The annual breeding season of estuarine crocodiles has picked up pace with wildlife personnel spotting 28 nesting sites of these reptiles in Orissa’s Bhitarkanika National Park.

The nesting process would go on for two months more and there is every likelihood that more nesting spots would be sighted in the coming days, said wildlife officials.

On the other hand, the reptiles are showing visible signs of turning violent over acts of human interference into their nesting corridors.

“The crocodiles are found turning restive during nesting period and human interference near the nests invites their wrath. Mother crocs maintain vigil near the nest and the reptiles retaliate and pounce on human trespassers,” said Manoj Kumar Mahapatra, Divisional Forest Officer, Rajnagar Mangrove (Wildlife) Forest Division.

At present the national park is out of bounds for the tourists and visitors in view of the croc-nesting season.

Since May 15, prohibition has been imposed and it would remain effective till July 31 after the completion of annual breeding activity of these animals.

But the settlers of villages very close to the national park often intrude into the croc-infested water bodies inviting danger for themselves, DFO Mahapatra said.

“This year two human deaths due to crocodile attack have been reported.

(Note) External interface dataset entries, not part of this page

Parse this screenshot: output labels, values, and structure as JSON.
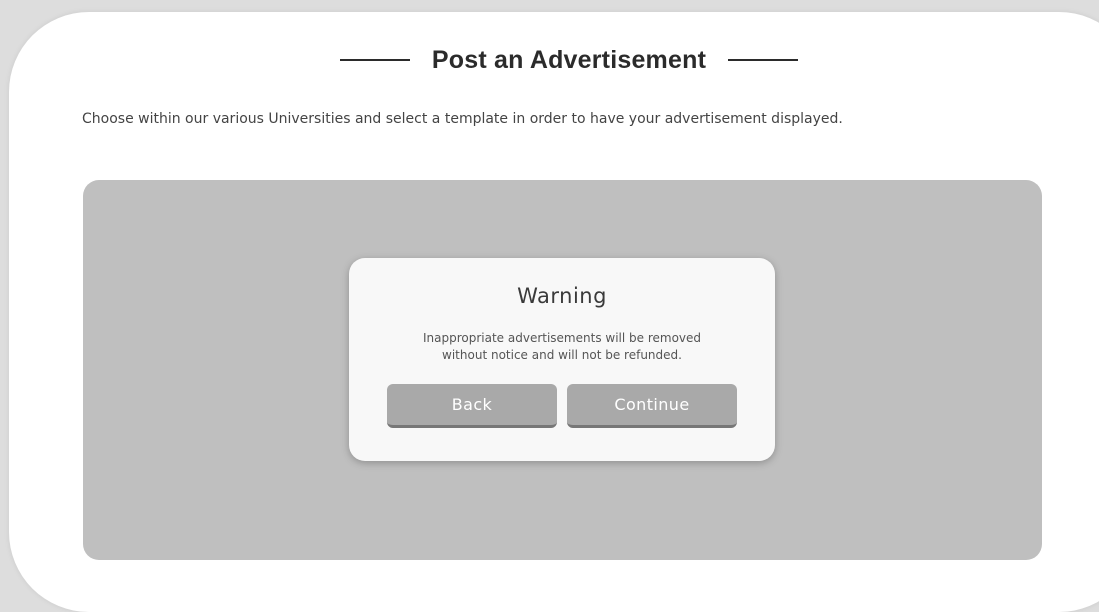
{
  "page": {
    "title": "Post an Advertisement",
    "intro": "Choose within our various Universities and select a template in order to have your advertisement displayed."
  },
  "dialog": {
    "title": "Warning",
    "message_line1": "Inappropriate advertisements will be removed",
    "message_line2": "without notice and will not be refunded.",
    "back_label": "Back",
    "continue_label": "Continue"
  },
  "colors": {
    "page_background": "#dddddd",
    "card_background": "#ffffff",
    "overlay_panel": "#bfbfbf",
    "dialog_background": "#f8f8f8",
    "button": "#a9a9a9",
    "title_text": "#2b2b2b"
  }
}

Since the start of reptiles’ breeding season, we have also received two official reports of rocodiles attacking locals near Khola and Gupti creeks within the Bhitarkanika National Park,” he said.

The DFO said there were three other similar incidents, though unconfirmed. The victims were either fishing or collecting crabs from the water bodies within the national park.

Human activity of this nature is prohibited within the 145 square-kilometre park area. Thus the offenders injured by the crocs are not going to be covered under compensation package earmarked for animal attack victims.

The nesting sites were sighted by the wildlife enumerators of the forest department along the innumerable nullahs, creeks and water inlets in the Bhitarkanika river system, an ideal habitat for saltwater crocodiles, sources said.

The figure on the number of nests might further increase as the counting process of the estuarine nests was continuing.

Last year 56 nesting sites had been spotted. More sighting of croc nesting sites is expected in the coming days.

Female crocs lay around 50 to 60 eggs and the hatchlings usually emerge from the nest after an incubation period of 70 to 80 days. An estimated 700 crocodile hatchlings were sighted emerging from the nesting sites last year.

Wildlife staffs are maintaining vigil on the nesting sites so that crocodile eggs were not devoured by predators like snakes, wild jackals and wild dogs found abundantly in the mangrove forest.

Utmost care is being taken so that crocs are not disturbed. As per the latest census, the number of saltwater crocodiles, which are not found in any river system, stood at 1,654, said a senior official.